▶ **Exercise requirements**
Going line by line through the data below, report how many lines include the word "modified", with nothing added.
Segment Start: Materials provided
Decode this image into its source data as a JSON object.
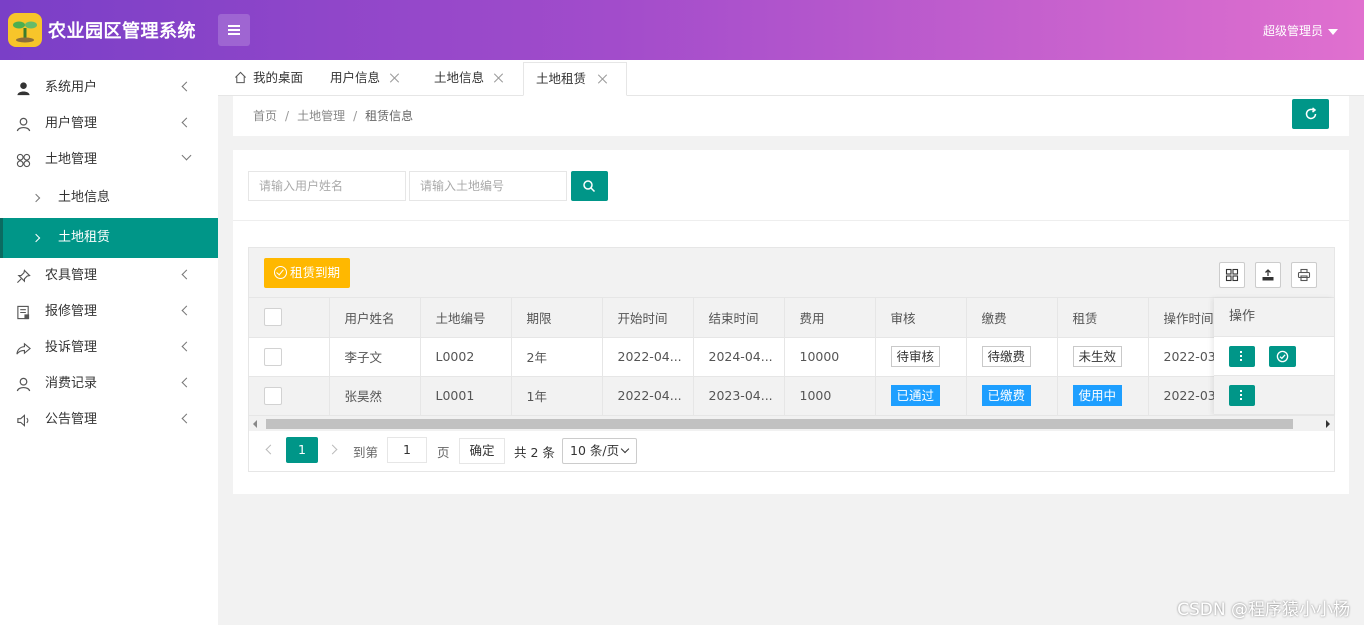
{
  "header": {
    "app_title": "农业园区管理系统",
    "user_label": "超级管理员"
  },
  "sidebar": {
    "items": [
      {
        "label": "系统用户",
        "icon": "person-filled-icon"
      },
      {
        "label": "用户管理",
        "icon": "person-outline-icon"
      },
      {
        "label": "土地管理",
        "icon": "grid-flower-icon",
        "expanded": true,
        "children": [
          {
            "label": "土地信息"
          },
          {
            "label": "土地租赁",
            "active": true
          }
        ]
      },
      {
        "label": "农具管理",
        "icon": "pin-icon"
      },
      {
        "label": "报修管理",
        "icon": "report-icon"
      },
      {
        "label": "投诉管理",
        "icon": "share-arrow-icon"
      },
      {
        "label": "消费记录",
        "icon": "person-outline-icon"
      },
      {
        "label": "公告管理",
        "icon": "speaker-icon"
      }
    ]
  },
  "tabs": [
    {
      "label": "我的桌面",
      "icon": "home-icon"
    },
    {
      "label": "用户信息",
      "closable": true
    },
    {
      "label": "土地信息",
      "closable": true
    },
    {
      "label": "土地租赁",
      "closable": true,
      "active": true
    }
  ],
  "breadcrumb": {
    "home": "首页",
    "section": "土地管理",
    "current": "租赁信息",
    "separator": "/"
  },
  "search": {
    "name_placeholder": "请输入用户姓名",
    "code_placeholder": "请输入土地编号"
  },
  "toolbar": {
    "expire_label": "租赁到期"
  },
  "table": {
    "columns": [
      "用户姓名",
      "土地编号",
      "期限",
      "开始时间",
      "结束时间",
      "费用",
      "审核",
      "缴费",
      "租赁",
      "操作时间"
    ],
    "op_column": "操作",
    "rows": [
      {
        "name": "李子文",
        "code": "L0002",
        "term": "2年",
        "start": "2022-04...",
        "end": "2024-04...",
        "fee": "10000",
        "audit": "待审核",
        "pay": "待缴费",
        "lease": "未生效",
        "optime": "2022-03..."
      },
      {
        "name": "张昊然",
        "code": "L0001",
        "term": "1年",
        "start": "2022-04...",
        "end": "2023-04...",
        "fee": "1000",
        "audit": "已通过",
        "pay": "已缴费",
        "lease": "使用中",
        "optime": "2022-03..."
      }
    ]
  },
  "pager": {
    "current": "1",
    "goto_label": "到第",
    "page_input": "1",
    "page_unit": "页",
    "confirm": "确定",
    "total": "共 2 条",
    "page_size": "10 条/页"
  },
  "watermark": "CSDN @程序猿小小杨",
  "colors": {
    "accent": "#009688",
    "warning": "#ffb800",
    "info": "#1e9fff",
    "header_start": "#7a3fc7",
    "header_end": "#e070cf"
  }
}
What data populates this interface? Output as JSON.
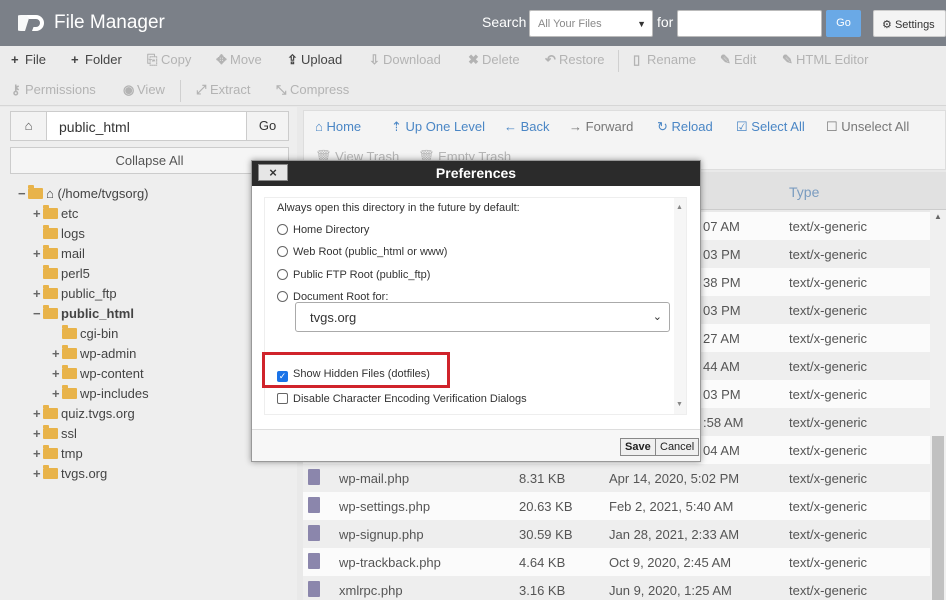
{
  "header": {
    "app_title": "File Manager",
    "search_label": "Search",
    "search_scope": "All Your Files",
    "for_label": "for",
    "search_value": "",
    "go_label": "Go",
    "settings_label": "Settings"
  },
  "toolbar": {
    "row1": [
      {
        "icon": "plus-icon",
        "glyph": "+",
        "label": "File",
        "enabled": true
      },
      {
        "icon": "plus-icon",
        "glyph": "+",
        "label": "Folder",
        "enabled": true
      },
      {
        "icon": "copy-icon",
        "glyph": "⎘",
        "label": "Copy",
        "enabled": false
      },
      {
        "icon": "move-icon",
        "glyph": "✥",
        "label": "Move",
        "enabled": false
      },
      {
        "icon": "upload-icon",
        "glyph": "⇪",
        "label": "Upload",
        "enabled": true
      },
      {
        "icon": "download-icon",
        "glyph": "⇩",
        "label": "Download",
        "enabled": false
      },
      {
        "icon": "delete-icon",
        "glyph": "✖",
        "label": "Delete",
        "enabled": false
      },
      {
        "icon": "restore-icon",
        "glyph": "↶",
        "label": "Restore",
        "enabled": false
      },
      {
        "icon": "rename-icon",
        "glyph": "▯",
        "label": "Rename",
        "enabled": false
      },
      {
        "icon": "edit-icon",
        "glyph": "✎",
        "label": "Edit",
        "enabled": false
      },
      {
        "icon": "html-editor-icon",
        "glyph": "✎",
        "label": "HTML Editor",
        "enabled": false
      }
    ],
    "row2": [
      {
        "icon": "key-icon",
        "glyph": "⚷",
        "label": "Permissions",
        "enabled": false
      },
      {
        "icon": "eye-icon",
        "glyph": "◉",
        "label": "View",
        "enabled": false
      },
      {
        "icon": "extract-icon",
        "glyph": "⤢",
        "label": "Extract",
        "enabled": false
      },
      {
        "icon": "compress-icon",
        "glyph": "⤡",
        "label": "Compress",
        "enabled": false
      }
    ]
  },
  "left": {
    "path_value": "public_html",
    "go_label": "Go",
    "collapse_label": "Collapse All",
    "tree": [
      {
        "toggle": "−",
        "label": "(/home/tvgsorg)",
        "root": true
      },
      {
        "toggle": "+",
        "label": "etc"
      },
      {
        "toggle": "",
        "label": "logs"
      },
      {
        "toggle": "+",
        "label": "mail"
      },
      {
        "toggle": "",
        "label": "perl5"
      },
      {
        "toggle": "+",
        "label": "public_ftp"
      },
      {
        "toggle": "−",
        "label": "public_html",
        "bold": true
      },
      {
        "toggle": "",
        "label": "cgi-bin"
      },
      {
        "toggle": "+",
        "label": "wp-admin"
      },
      {
        "toggle": "+",
        "label": "wp-content"
      },
      {
        "toggle": "+",
        "label": "wp-includes"
      },
      {
        "toggle": "+",
        "label": "quiz.tvgs.org"
      },
      {
        "toggle": "+",
        "label": "ssl"
      },
      {
        "toggle": "+",
        "label": "tmp"
      },
      {
        "toggle": "+",
        "label": "tvgs.org"
      }
    ]
  },
  "nav": {
    "home": "Home",
    "up": "Up One Level",
    "back": "Back",
    "forward": "Forward",
    "reload": "Reload",
    "select_all": "Select All",
    "unselect_all": "Unselect All",
    "view_trash": "View Trash",
    "empty_trash": "Empty Trash"
  },
  "table": {
    "type_header": "Type",
    "partial_rows": [
      {
        "time_tail": "07 AM",
        "type": "text/x-generic"
      },
      {
        "time_tail": "03 PM",
        "type": "text/x-generic"
      },
      {
        "time_tail": "38 PM",
        "type": "text/x-generic"
      },
      {
        "time_tail": "03 PM",
        "type": "text/x-generic"
      },
      {
        "time_tail": "27 AM",
        "type": "text/x-generic"
      },
      {
        "time_tail": "44 AM",
        "type": "text/x-generic"
      },
      {
        "time_tail": "03 PM",
        "type": "text/x-generic"
      },
      {
        "time_tail": ":58 AM",
        "type": "text/x-generic"
      },
      {
        "time_tail": "04 AM",
        "type": "text/x-generic"
      }
    ],
    "rows": [
      {
        "name": "wp-mail.php",
        "size": "8.31 KB",
        "modified": "Apr 14, 2020, 5:02 PM",
        "type": "text/x-generic"
      },
      {
        "name": "wp-settings.php",
        "size": "20.63 KB",
        "modified": "Feb 2, 2021, 5:40 AM",
        "type": "text/x-generic"
      },
      {
        "name": "wp-signup.php",
        "size": "30.59 KB",
        "modified": "Jan 28, 2021, 2:33 AM",
        "type": "text/x-generic"
      },
      {
        "name": "wp-trackback.php",
        "size": "4.64 KB",
        "modified": "Oct 9, 2020, 2:45 AM",
        "type": "text/x-generic"
      },
      {
        "name": "xmlrpc.php",
        "size": "3.16 KB",
        "modified": "Jun 9, 2020, 1:25 AM",
        "type": "text/x-generic"
      }
    ]
  },
  "modal": {
    "title": "Preferences",
    "close_glyph": "×",
    "intro": "Always open this directory in the future by default:",
    "options": [
      {
        "label": "Home Directory"
      },
      {
        "label": "Web Root (public_html or www)"
      },
      {
        "label": "Public FTP Root (public_ftp)"
      },
      {
        "label": "Document Root for:"
      }
    ],
    "domain_value": "tvgs.org",
    "show_hidden_label": "Show Hidden Files (dotfiles)",
    "show_hidden_checked": true,
    "disable_encoding_label": "Disable Character Encoding Verification Dialogs",
    "disable_encoding_checked": false,
    "save_label": "Save",
    "cancel_label": "Cancel"
  },
  "colors": {
    "topbar": "#7b8088",
    "link_blue": "#4a86c5",
    "highlight_red": "#d0232b",
    "folder": "#e8b34a"
  }
}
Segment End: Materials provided
▶ **Result of the task**
5